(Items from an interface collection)
• • • • •
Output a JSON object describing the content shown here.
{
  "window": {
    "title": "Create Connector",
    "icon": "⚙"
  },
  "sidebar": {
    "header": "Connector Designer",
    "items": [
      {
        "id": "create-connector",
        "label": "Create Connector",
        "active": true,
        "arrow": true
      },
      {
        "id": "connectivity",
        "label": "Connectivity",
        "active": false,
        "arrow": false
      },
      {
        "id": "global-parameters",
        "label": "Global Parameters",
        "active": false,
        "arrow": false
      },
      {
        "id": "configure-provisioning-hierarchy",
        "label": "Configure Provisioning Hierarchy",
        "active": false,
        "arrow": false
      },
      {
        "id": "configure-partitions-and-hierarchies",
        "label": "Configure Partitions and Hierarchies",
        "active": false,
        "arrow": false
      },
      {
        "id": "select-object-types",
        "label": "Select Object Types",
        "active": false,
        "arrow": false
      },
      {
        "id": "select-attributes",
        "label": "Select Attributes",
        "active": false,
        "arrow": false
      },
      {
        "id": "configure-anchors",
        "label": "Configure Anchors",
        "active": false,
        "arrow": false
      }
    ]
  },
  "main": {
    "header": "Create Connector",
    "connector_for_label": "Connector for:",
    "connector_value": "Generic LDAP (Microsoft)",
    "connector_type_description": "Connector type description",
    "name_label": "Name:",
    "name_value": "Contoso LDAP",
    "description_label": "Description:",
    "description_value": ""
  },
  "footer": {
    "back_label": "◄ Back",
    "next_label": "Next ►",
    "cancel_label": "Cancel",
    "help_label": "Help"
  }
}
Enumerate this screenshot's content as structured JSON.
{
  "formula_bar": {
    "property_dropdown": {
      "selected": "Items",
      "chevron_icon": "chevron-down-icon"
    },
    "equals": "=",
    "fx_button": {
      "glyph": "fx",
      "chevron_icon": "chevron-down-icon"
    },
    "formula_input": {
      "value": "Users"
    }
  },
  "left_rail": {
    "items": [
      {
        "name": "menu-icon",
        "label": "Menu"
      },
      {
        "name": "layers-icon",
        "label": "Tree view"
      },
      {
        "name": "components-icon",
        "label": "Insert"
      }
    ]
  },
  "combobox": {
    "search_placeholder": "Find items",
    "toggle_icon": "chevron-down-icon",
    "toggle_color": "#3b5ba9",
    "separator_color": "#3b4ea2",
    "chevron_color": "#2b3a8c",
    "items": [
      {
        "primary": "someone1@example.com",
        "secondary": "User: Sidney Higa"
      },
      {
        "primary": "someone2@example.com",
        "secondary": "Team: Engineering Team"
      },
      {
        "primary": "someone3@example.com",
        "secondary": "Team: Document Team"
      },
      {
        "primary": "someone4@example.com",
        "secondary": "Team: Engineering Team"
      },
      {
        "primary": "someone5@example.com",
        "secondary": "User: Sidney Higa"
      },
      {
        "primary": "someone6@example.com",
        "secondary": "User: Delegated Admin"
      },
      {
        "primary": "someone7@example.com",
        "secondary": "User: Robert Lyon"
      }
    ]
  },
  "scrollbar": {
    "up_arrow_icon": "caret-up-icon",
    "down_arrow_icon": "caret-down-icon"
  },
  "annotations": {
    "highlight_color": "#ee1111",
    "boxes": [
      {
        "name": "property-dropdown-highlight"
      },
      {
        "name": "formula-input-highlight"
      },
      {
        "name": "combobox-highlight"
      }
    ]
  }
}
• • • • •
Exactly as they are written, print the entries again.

▶ Task output
Output a JSON object describing the content shown here.
{
  "window": {
    "title": "Create Connector",
    "icon": "⚙"
  },
  "sidebar": {
    "header": "Connector Designer",
    "items": [
      {
        "id": "create-connector",
        "label": "Create Connector",
        "active": true,
        "arrow": true
      },
      {
        "id": "connectivity",
        "label": "Connectivity",
        "active": false,
        "arrow": false
      },
      {
        "id": "global-parameters",
        "label": "Global Parameters",
        "active": false,
        "arrow": false
      },
      {
        "id": "configure-provisioning-hierarchy",
        "label": "Configure Provisioning Hierarchy",
        "active": false,
        "arrow": false
      },
      {
        "id": "configure-partitions-and-hierarchies",
        "label": "Configure Partitions and Hierarchies",
        "active": false,
        "arrow": false
      },
      {
        "id": "select-object-types",
        "label": "Select Object Types",
        "active": false,
        "arrow": false
      },
      {
        "id": "select-attributes",
        "label": "Select Attributes",
        "active": false,
        "arrow": false
      },
      {
        "id": "configure-anchors",
        "label": "Configure Anchors",
        "active": false,
        "arrow": false
      }
    ]
  },
  "main": {
    "header": "Create Connector",
    "connector_for_label": "Connector for:",
    "connector_value": "Generic LDAP (Microsoft)",
    "connector_type_description": "Connector type description",
    "name_label": "Name:",
    "name_value": "Contoso LDAP",
    "description_label": "Description:",
    "description_value": ""
  },
  "footer": {
    "back_label": "◄ Back",
    "next_label": "Next ►",
    "cancel_label": "Cancel",
    "help_label": "Help"
  }
}
Enumerate this screenshot's content as structured JSON.
{
  "formula_bar": {
    "property_dropdown": {
      "selected": "Items",
      "chevron_icon": "chevron-down-icon"
    },
    "equals": "=",
    "fx_button": {
      "glyph": "fx",
      "chevron_icon": "chevron-down-icon"
    },
    "formula_input": {
      "value": "Users"
    }
  },
  "left_rail": {
    "items": [
      {
        "name": "menu-icon",
        "label": "Menu"
      },
      {
        "name": "layers-icon",
        "label": "Tree view"
      },
      {
        "name": "components-icon",
        "label": "Insert"
      }
    ]
  },
  "combobox": {
    "search_placeholder": "Find items",
    "toggle_icon": "chevron-down-icon",
    "toggle_color": "#3b5ba9",
    "separator_color": "#3b4ea2",
    "chevron_color": "#2b3a8c",
    "items": [
      {
        "primary": "someone1@example.com",
        "secondary": "User: Sidney Higa"
      },
      {
        "primary": "someone2@example.com",
        "secondary": "Team: Engineering Team"
      },
      {
        "primary": "someone3@example.com",
        "secondary": "Team: Document Team"
      },
      {
        "primary": "someone4@example.com",
        "secondary": "Team: Engineering Team"
      },
      {
        "primary": "someone5@example.com",
        "secondary": "User: Sidney Higa"
      },
      {
        "primary": "someone6@example.com",
        "secondary": "User: Delegated Admin"
      },
      {
        "primary": "someone7@example.com",
        "secondary": "User: Robert Lyon"
      }
    ]
  },
  "scrollbar": {
    "up_arrow_icon": "caret-up-icon",
    "down_arrow_icon": "caret-down-icon"
  },
  "annotations": {
    "highlight_color": "#ee1111",
    "boxes": [
      {
        "name": "property-dropdown-highlight"
      },
      {
        "name": "formula-input-highlight"
      },
      {
        "name": "combobox-highlight"
      }
    ]
  }
}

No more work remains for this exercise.